■ **App and web page records**

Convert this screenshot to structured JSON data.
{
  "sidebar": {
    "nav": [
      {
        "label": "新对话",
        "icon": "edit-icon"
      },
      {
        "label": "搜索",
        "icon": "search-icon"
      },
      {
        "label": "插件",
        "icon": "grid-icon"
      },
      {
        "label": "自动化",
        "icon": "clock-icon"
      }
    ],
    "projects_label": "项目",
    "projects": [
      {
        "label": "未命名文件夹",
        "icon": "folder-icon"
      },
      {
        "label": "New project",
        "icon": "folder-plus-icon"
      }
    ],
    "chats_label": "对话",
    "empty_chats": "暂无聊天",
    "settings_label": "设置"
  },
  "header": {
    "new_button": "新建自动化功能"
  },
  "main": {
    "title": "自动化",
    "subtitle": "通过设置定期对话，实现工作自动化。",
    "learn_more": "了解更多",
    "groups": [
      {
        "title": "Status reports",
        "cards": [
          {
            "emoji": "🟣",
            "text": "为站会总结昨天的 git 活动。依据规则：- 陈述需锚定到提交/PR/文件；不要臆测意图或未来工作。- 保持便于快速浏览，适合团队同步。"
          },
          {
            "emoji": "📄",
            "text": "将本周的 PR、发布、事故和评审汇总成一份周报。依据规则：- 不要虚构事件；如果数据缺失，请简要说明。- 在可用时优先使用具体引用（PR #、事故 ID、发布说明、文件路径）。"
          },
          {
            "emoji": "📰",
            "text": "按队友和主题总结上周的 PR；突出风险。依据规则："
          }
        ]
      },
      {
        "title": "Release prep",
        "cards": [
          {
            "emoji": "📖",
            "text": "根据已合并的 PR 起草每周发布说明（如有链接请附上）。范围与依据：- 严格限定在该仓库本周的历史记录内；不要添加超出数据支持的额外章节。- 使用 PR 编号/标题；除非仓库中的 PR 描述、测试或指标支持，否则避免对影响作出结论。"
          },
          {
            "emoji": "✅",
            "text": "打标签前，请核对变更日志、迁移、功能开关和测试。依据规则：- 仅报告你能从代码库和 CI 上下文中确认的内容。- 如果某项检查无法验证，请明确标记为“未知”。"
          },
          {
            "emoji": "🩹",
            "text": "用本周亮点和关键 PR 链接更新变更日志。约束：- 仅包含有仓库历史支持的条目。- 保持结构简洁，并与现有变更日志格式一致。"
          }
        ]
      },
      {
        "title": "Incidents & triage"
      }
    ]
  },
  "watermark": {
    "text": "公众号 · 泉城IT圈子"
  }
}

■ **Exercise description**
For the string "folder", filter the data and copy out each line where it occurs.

■ **Output below**
        "icon": "folder-icon"
        "icon": "folder-plus-icon"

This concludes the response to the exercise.